THE DATA ::
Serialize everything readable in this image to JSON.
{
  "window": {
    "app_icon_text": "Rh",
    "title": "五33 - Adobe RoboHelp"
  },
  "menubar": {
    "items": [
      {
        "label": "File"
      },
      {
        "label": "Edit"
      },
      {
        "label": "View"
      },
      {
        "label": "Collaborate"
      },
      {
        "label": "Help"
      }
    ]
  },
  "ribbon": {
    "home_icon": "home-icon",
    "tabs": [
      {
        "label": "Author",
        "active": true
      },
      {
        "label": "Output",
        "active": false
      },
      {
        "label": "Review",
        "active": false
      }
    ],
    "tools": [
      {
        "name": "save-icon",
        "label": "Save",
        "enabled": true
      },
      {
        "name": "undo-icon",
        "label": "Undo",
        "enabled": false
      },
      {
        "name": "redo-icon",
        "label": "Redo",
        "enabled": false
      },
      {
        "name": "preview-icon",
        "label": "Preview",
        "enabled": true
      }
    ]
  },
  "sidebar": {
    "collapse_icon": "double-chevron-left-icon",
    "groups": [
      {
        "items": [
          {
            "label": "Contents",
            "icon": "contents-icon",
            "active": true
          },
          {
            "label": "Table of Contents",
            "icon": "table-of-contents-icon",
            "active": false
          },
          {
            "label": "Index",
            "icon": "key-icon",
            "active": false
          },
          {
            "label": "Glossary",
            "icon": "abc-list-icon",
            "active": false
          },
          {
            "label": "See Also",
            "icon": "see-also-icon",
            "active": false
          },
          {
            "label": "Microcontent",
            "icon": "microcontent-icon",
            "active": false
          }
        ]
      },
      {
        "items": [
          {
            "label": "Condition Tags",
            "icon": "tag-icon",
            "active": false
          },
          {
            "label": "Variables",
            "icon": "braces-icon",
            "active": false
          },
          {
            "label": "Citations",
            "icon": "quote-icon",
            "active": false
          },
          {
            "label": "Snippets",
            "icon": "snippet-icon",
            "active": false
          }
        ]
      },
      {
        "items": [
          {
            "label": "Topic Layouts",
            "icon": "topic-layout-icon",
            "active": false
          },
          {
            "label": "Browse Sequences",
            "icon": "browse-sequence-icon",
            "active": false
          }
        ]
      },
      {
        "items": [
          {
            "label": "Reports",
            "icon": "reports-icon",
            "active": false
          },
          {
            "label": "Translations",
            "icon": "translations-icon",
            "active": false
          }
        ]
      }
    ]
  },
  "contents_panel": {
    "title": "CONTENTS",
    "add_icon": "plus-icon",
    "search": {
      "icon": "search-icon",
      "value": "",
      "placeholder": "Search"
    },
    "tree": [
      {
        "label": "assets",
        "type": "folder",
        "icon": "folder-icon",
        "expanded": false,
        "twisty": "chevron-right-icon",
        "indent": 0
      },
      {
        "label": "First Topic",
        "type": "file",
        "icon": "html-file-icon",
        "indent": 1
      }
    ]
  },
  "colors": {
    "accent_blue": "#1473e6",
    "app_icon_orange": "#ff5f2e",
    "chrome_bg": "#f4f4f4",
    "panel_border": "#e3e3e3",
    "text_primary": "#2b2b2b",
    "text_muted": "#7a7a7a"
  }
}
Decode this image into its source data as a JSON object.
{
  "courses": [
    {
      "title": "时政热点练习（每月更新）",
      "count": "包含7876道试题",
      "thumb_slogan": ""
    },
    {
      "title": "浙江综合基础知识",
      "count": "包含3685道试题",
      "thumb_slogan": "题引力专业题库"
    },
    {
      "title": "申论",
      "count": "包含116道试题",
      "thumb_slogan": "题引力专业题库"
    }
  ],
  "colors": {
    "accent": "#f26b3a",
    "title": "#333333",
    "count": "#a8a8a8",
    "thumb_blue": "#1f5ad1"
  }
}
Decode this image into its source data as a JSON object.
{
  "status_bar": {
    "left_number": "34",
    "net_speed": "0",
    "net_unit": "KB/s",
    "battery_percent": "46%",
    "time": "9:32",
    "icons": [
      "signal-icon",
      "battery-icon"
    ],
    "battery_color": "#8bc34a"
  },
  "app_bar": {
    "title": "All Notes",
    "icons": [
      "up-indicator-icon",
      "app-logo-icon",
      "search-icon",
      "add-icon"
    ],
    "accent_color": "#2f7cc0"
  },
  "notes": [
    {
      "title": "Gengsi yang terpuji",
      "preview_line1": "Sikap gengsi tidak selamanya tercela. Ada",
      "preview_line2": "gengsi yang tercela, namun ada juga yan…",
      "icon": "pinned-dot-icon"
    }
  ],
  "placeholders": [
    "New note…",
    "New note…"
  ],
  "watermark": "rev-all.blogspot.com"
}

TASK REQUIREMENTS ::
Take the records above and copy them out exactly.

OUTPUT FOR THIS TASK ::
Serialize everything readable in this image to JSON.
{
  "window": {
    "app_icon_text": "Rh",
    "title": "五33 - Adobe RoboHelp"
  },
  "menubar": {
    "items": [
      {
        "label": "File"
      },
      {
        "label": "Edit"
      },
      {
        "label": "View"
      },
      {
        "label": "Collaborate"
      },
      {
        "label": "Help"
      }
    ]
  },
  "ribbon": {
    "home_icon": "home-icon",
    "tabs": [
      {
        "label": "Author",
        "active": true
      },
      {
        "label": "Output",
        "active": false
      },
      {
        "label": "Review",
        "active": false
      }
    ],
    "tools": [
      {
        "name": "save-icon",
        "label": "Save",
        "enabled": true
      },
      {
        "name": "undo-icon",
        "label": "Undo",
        "enabled": false
      },
      {
        "name": "redo-icon",
        "label": "Redo",
        "enabled": false
      },
      {
        "name": "preview-icon",
        "label": "Preview",
        "enabled": true
      }
    ]
  },
  "sidebar": {
    "collapse_icon": "double-chevron-left-icon",
    "groups": [
      {
        "items": [
          {
            "label": "Contents",
            "icon": "contents-icon",
            "active": true
          },
          {
            "label": "Table of Contents",
            "icon": "table-of-contents-icon",
            "active": false
          },
          {
            "label": "Index",
            "icon": "key-icon",
            "active": false
          },
          {
            "label": "Glossary",
            "icon": "abc-list-icon",
            "active": false
          },
          {
            "label": "See Also",
            "icon": "see-also-icon",
            "active": false
          },
          {
            "label": "Microcontent",
            "icon": "microcontent-icon",
            "active": false
          }
        ]
      },
      {
        "items": [
          {
            "label": "Condition Tags",
            "icon": "tag-icon",
            "active": false
          },
          {
            "label": "Variables",
            "icon": "braces-icon",
            "active": false
          },
          {
            "label": "Citations",
            "icon": "quote-icon",
            "active": false
          },
          {
            "label": "Snippets",
            "icon": "snippet-icon",
            "active": false
          }
        ]
      },
      {
        "items": [
          {
            "label": "Topic Layouts",
            "icon": "topic-layout-icon",
            "active": false
          },
          {
            "label": "Browse Sequences",
            "icon": "browse-sequence-icon",
            "active": false
          }
        ]
      },
      {
        "items": [
          {
            "label": "Reports",
            "icon": "reports-icon",
            "active": false
          },
          {
            "label": "Translations",
            "icon": "translations-icon",
            "active": false
          }
        ]
      }
    ]
  },
  "contents_panel": {
    "title": "CONTENTS",
    "add_icon": "plus-icon",
    "search": {
      "icon": "search-icon",
      "value": "",
      "placeholder": "Search"
    },
    "tree": [
      {
        "label": "assets",
        "type": "folder",
        "icon": "folder-icon",
        "expanded": false,
        "twisty": "chevron-right-icon",
        "indent": 0
      },
      {
        "label": "First Topic",
        "type": "file",
        "icon": "html-file-icon",
        "indent": 1
      }
    ]
  },
  "colors": {
    "accent_blue": "#1473e6",
    "app_icon_orange": "#ff5f2e",
    "chrome_bg": "#f4f4f4",
    "panel_border": "#e3e3e3",
    "text_primary": "#2b2b2b",
    "text_muted": "#7a7a7a"
  }
}
Decode this image into its source data as a JSON object.
{
  "courses": [
    {
      "title": "时政热点练习（每月更新）",
      "count": "包含7876道试题",
      "thumb_slogan": ""
    },
    {
      "title": "浙江综合基础知识",
      "count": "包含3685道试题",
      "thumb_slogan": "题引力专业题库"
    },
    {
      "title": "申论",
      "count": "包含116道试题",
      "thumb_slogan": "题引力专业题库"
    }
  ],
  "colors": {
    "accent": "#f26b3a",
    "title": "#333333",
    "count": "#a8a8a8",
    "thumb_blue": "#1f5ad1"
  }
}
Decode this image into its source data as a JSON object.
{
  "status_bar": {
    "left_number": "34",
    "net_speed": "0",
    "net_unit": "KB/s",
    "battery_percent": "46%",
    "time": "9:32",
    "icons": [
      "signal-icon",
      "battery-icon"
    ],
    "battery_color": "#8bc34a"
  },
  "app_bar": {
    "title": "All Notes",
    "icons": [
      "up-indicator-icon",
      "app-logo-icon",
      "search-icon",
      "add-icon"
    ],
    "accent_color": "#2f7cc0"
  },
  "notes": [
    {
      "title": "Gengsi yang terpuji",
      "preview_line1": "Sikap gengsi tidak selamanya tercela. Ada",
      "preview_line2": "gengsi yang tercela, namun ada juga yan…",
      "icon": "pinned-dot-icon"
    }
  ],
  "placeholders": [
    "New note…",
    "New note…"
  ],
  "watermark": "rev-all.blogspot.com"
}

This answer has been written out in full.